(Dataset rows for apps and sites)

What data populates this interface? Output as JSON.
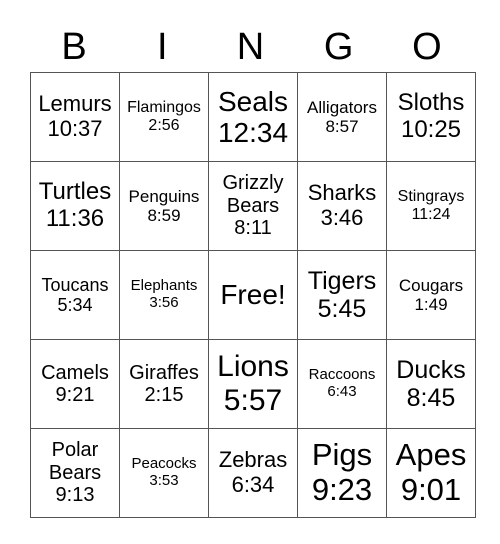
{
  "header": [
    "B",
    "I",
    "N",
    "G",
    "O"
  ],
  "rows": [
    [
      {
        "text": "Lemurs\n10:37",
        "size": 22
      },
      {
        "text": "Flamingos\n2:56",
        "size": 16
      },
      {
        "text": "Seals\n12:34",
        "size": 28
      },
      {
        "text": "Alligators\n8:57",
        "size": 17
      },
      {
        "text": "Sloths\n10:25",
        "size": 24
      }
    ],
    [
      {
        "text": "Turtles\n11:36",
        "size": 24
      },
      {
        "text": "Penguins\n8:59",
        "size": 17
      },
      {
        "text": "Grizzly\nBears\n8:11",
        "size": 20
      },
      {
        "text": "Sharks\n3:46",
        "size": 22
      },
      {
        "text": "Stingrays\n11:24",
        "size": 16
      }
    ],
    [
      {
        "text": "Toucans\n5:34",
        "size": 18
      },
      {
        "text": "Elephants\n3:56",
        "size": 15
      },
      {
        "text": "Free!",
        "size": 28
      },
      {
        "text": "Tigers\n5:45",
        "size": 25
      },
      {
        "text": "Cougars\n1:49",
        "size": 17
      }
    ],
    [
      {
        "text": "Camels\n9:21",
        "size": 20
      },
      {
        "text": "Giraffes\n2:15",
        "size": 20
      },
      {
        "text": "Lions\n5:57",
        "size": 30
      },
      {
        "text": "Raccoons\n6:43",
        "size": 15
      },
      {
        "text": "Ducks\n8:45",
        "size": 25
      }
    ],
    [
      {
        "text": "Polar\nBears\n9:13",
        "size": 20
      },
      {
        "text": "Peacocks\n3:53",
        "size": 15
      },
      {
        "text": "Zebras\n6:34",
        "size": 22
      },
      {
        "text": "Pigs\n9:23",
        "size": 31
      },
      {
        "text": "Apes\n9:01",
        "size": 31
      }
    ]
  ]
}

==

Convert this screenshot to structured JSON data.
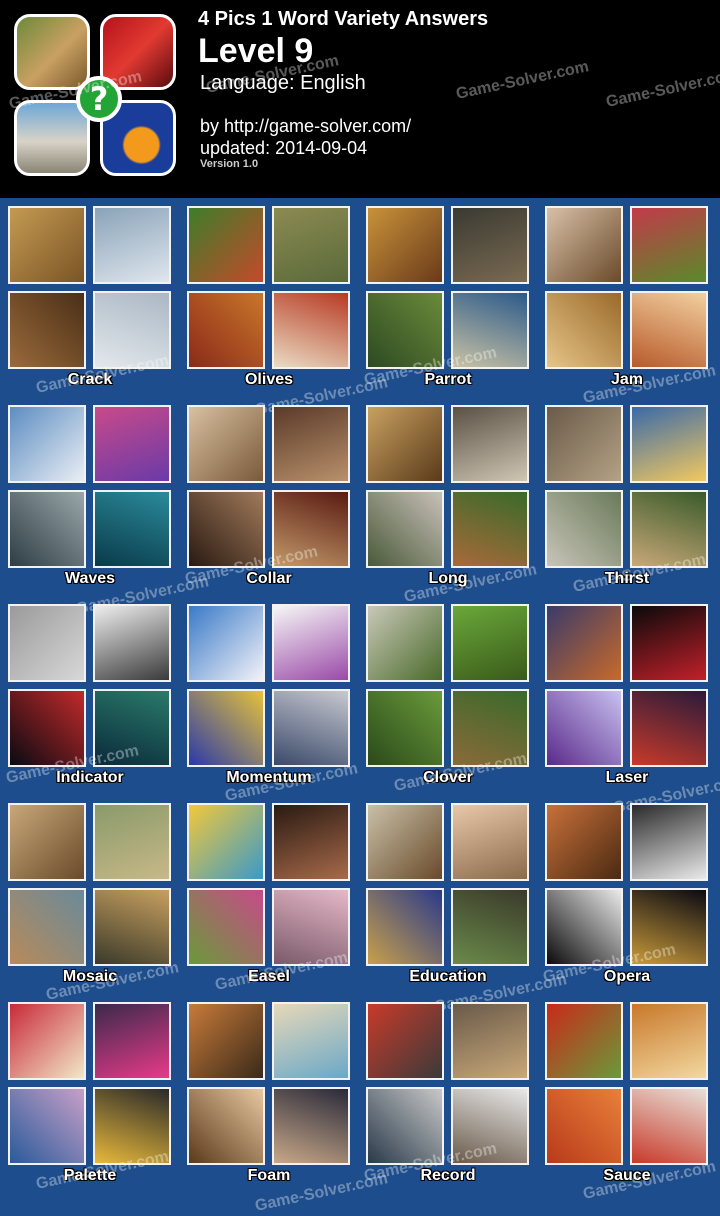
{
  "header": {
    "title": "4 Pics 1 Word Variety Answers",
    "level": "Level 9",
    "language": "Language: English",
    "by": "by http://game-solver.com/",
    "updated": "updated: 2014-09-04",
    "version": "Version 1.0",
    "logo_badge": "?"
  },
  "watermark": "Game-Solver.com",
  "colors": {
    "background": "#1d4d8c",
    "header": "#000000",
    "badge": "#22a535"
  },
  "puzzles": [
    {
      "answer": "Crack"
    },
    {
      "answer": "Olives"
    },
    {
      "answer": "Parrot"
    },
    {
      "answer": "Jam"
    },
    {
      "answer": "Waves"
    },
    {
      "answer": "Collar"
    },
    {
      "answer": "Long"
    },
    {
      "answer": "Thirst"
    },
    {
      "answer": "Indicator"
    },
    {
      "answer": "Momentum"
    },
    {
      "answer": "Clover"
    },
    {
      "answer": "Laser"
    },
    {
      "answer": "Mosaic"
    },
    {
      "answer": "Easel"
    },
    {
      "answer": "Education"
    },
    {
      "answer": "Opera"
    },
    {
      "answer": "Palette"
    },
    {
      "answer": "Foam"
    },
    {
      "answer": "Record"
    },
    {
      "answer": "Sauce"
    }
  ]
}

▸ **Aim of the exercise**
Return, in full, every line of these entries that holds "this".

▸ **Solution below**
What data populates this interface? Output as JSON.
Convert this screenshot to structured JSON data.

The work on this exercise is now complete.